Bone fragments of birds, fish, amphibians, and large mammals were found at the FLK-Zinj site, many of which were scarred with marks. These likely were made by hominins breaking open the bones for marrow, using tools to strip the meat, or by carnivores having gnawed the bones. Since several kinds of marks are present together, some archaeologists including Lewis Binford think that hominins scavenged the meat or marrow left over from carnivore kills. Others like Henry Bunn believe the hominins hunted and killed these animals, and carnivores later chewed the bones. This issue is still debated today, but archaeologist Pat Shipman provided evidence that scavenging was probably the more common practice; she published that the majority of carnivore teeth marks came before the cut marks. Another finding by Shipman at FLK-Zinj is that many of the wildebeest bones found there are over-represented by adult and male bones; and this may indicate that hominins were systematically hunting these animals as well as scavenging them. The issue of hunting versus gathering at Olduvai Gorge is still a controversial one.

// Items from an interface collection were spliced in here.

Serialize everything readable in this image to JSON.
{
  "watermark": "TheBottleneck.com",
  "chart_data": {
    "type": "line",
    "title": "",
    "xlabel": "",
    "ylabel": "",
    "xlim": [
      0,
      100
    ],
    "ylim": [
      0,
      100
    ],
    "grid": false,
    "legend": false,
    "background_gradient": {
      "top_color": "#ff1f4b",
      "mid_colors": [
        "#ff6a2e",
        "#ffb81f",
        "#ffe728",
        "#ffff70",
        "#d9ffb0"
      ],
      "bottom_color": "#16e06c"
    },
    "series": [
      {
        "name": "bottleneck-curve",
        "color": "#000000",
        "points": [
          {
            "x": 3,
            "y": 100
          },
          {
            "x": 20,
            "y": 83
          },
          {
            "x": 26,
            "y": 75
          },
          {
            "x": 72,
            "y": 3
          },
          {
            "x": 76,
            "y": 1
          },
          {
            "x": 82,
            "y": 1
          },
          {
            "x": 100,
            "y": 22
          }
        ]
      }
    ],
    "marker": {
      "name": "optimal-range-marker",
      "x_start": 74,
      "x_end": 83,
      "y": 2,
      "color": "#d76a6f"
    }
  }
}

Olduvai Gorge monument and museum
In July 2019, the Olduvai Gorge Monument was erected at the turnoff to Olduvai Gorge from the road which connects Ngorongoro Conservation Area and Serengeti National Park (a route traveled by safari-goers). Eng. Joshua Mwankunda conceived the idea of erecting a monument to commemorate this significant site while also serving as a signpost and attracting visitors to the Olduvai Gorge and museum; paleoanthropologists Nicholas Toth, Kathy Schick, and Jackson Njau planned and provided life-size fossil casts at the request of the Tanzanian government, which were used by the celebrated Tanzanian artist Festo Kijo to create the two large concrete skulls. The monument consists of two large-scale models of fossil skulls which sit atop a large pedestal with an informative plaque mounted on the side of the pedestal. The fossil skulls depicted are Paranthropus boisei and Homo habilis, two contemporary species which were first discovered at Olduvai Gorge. The large-scale models created by Kijo are each 6 feet tall and weigh 5,000 pounds. The monument project was funded by the Stone Age Institute and the John Templeton Foundation, in partnership with the Ngorongoro Conservation Area Authority (NCAA).

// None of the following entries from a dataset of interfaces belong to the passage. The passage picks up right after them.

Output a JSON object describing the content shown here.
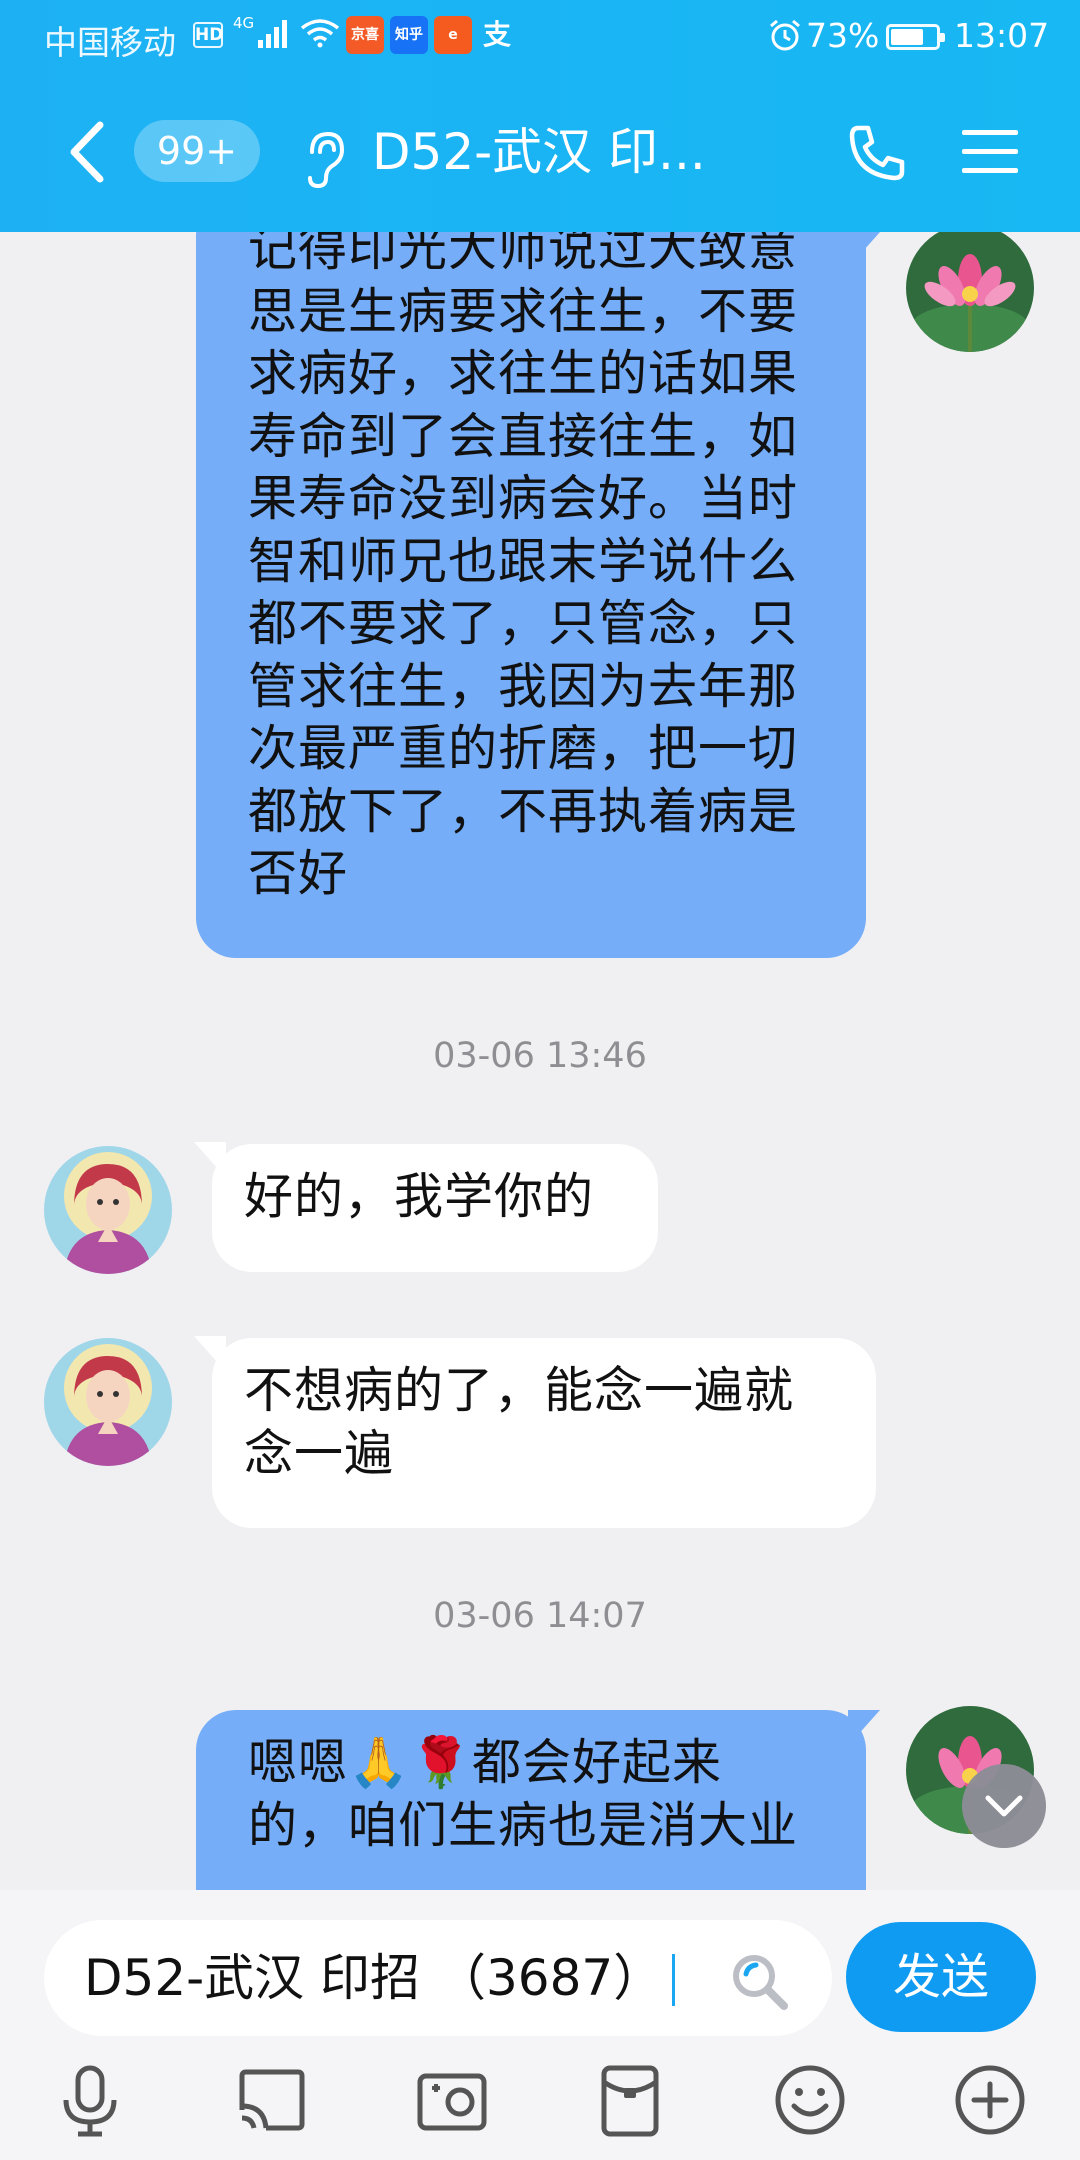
{
  "status_bar": {
    "carrier": "中国移动",
    "hd_label": "HD",
    "network": "4G",
    "apps": [
      {
        "icon": "jd-app-icon",
        "label": "京喜",
        "color": "#f35a25"
      },
      {
        "icon": "zhihu-app-icon",
        "label": "知乎",
        "color": "#1772f6"
      },
      {
        "icon": "alibaba-app-icon",
        "label": "e",
        "color": "#f55a1e"
      },
      {
        "icon": "alipay-app-icon",
        "label": "支",
        "color": "transparent"
      }
    ],
    "battery_percent": "73%",
    "battery_level": 0.73,
    "time": "13:07"
  },
  "header": {
    "badge": "99+",
    "title": "D52-武汉 印...",
    "accent_color": "#1db1f4"
  },
  "messages": [
    {
      "type": "sent",
      "lines": [
        "记得印光大师说过大致意",
        "思是生病要求往生，不要",
        "求病好，求往生的话如果",
        "寿命到了会直接往生，如",
        "果寿命没到病会好。当时",
        "智和师兄也跟末学说什么",
        "都不要求了，只管念，只",
        "管求往生，我因为去年那",
        "次最严重的折磨，把一切",
        "都放下了，不再执着病是",
        "否好"
      ]
    },
    {
      "type": "timestamp",
      "text": "03-06 13:46"
    },
    {
      "type": "received",
      "lines": [
        "好的，我学你的"
      ]
    },
    {
      "type": "received",
      "lines": [
        "不想病的了，能念一遍就",
        "念一遍"
      ]
    },
    {
      "type": "timestamp",
      "text": "03-06 14:07"
    },
    {
      "type": "sent",
      "lines": [
        "嗯嗯🙏🌹都会好起来",
        "的，咱们生病也是消大业"
      ]
    }
  ],
  "composer": {
    "input_value": "D52-武汉 印招 （3687）",
    "send_label": "发送"
  },
  "toolbar": [
    "microphone-icon",
    "screen-cast-icon",
    "photo-icon",
    "red-packet-icon",
    "emoji-icon",
    "plus-icon"
  ]
}
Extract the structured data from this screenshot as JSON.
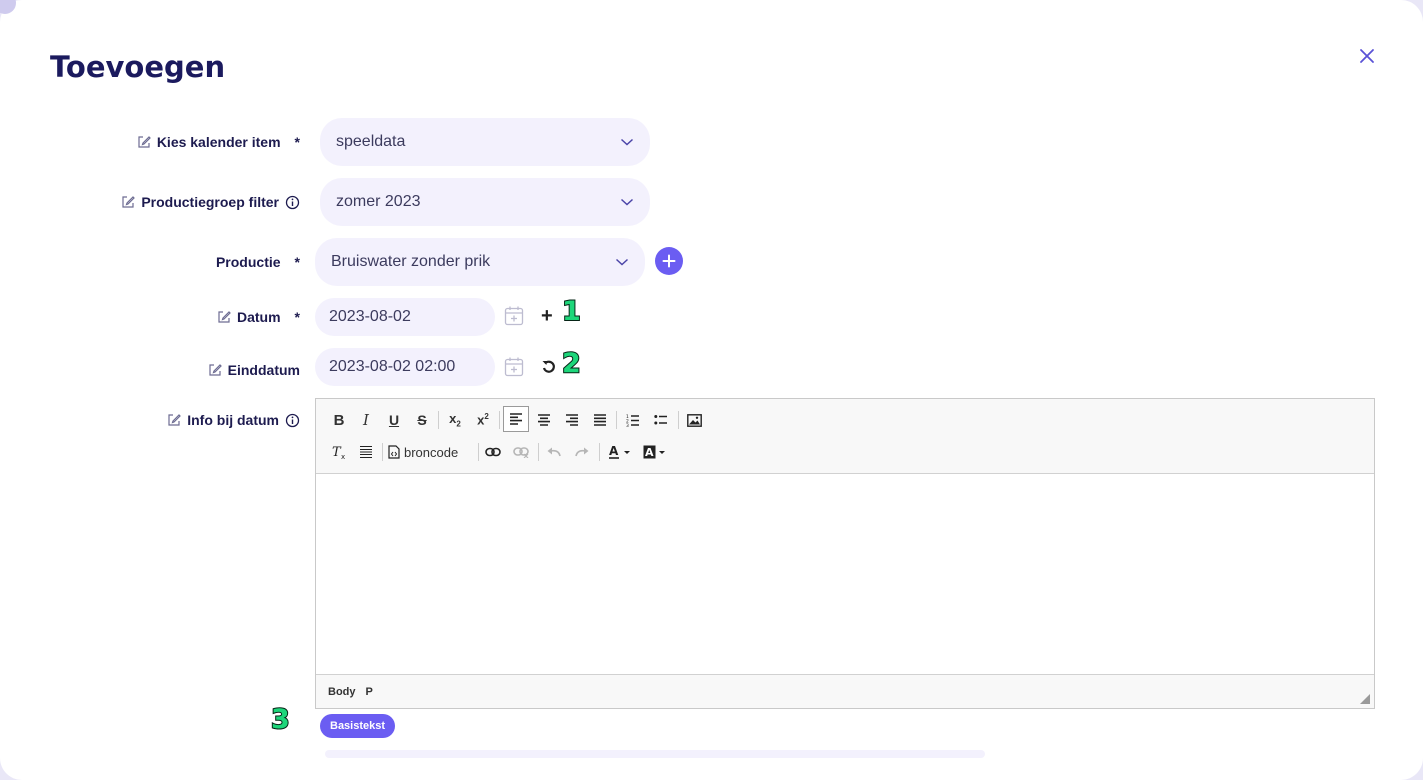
{
  "modal": {
    "title": "Toevoegen"
  },
  "fields": {
    "kalender": {
      "label": "Kies kalender item",
      "required": "*",
      "value": "speeldata"
    },
    "groep": {
      "label": "Productiegroep filter",
      "value": "zomer 2023"
    },
    "productie": {
      "label": "Productie",
      "required": "*",
      "value": "Bruiswater zonder prik"
    },
    "datum": {
      "label": "Datum",
      "required": "*",
      "value": "2023-08-02",
      "action": "+"
    },
    "einddatum": {
      "label": "Einddatum",
      "value": "2023-08-02 02:00"
    },
    "info": {
      "label": "Info bij datum"
    }
  },
  "editor": {
    "source_label": "broncode",
    "path": [
      "Body",
      "P"
    ]
  },
  "chip": {
    "label": "Basistekst"
  },
  "annotations": [
    "1",
    "2",
    "3"
  ],
  "colors": {
    "accent": "#6b5df2",
    "title": "#1b1a5e",
    "input_bg": "#f3f1fd",
    "annotation": "#1dd67a"
  }
}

The Olduvai Gorge Museum, located 5 km beyond the monument, is situated on the rim of the gorge at the junction of the main gorge and the side gorge. As one of the largest onsite museums in Africa, the museum provides educational exhibits related to the gorge and its long history.
IUGS geological heritage site
In respect of the presence of ‘palaeoanthropological sites indicating early hominin development and activities’, the International Union of Geological Sciences (IUGS) included the ‘Palaeoanthropological Sites of Human Evolution of Laetoli – Olduvai Gorge’ in its assemblage of 100 ‘geological heritage sites’ around the world in a listing published in October 2022. The organisation defines an IUGS Geological Heritage Site as ‘a key place with geological elements and/or processes of international scientific relevance, used as a reference, and/or with a substantial contribution to the development of geological sciences through history.’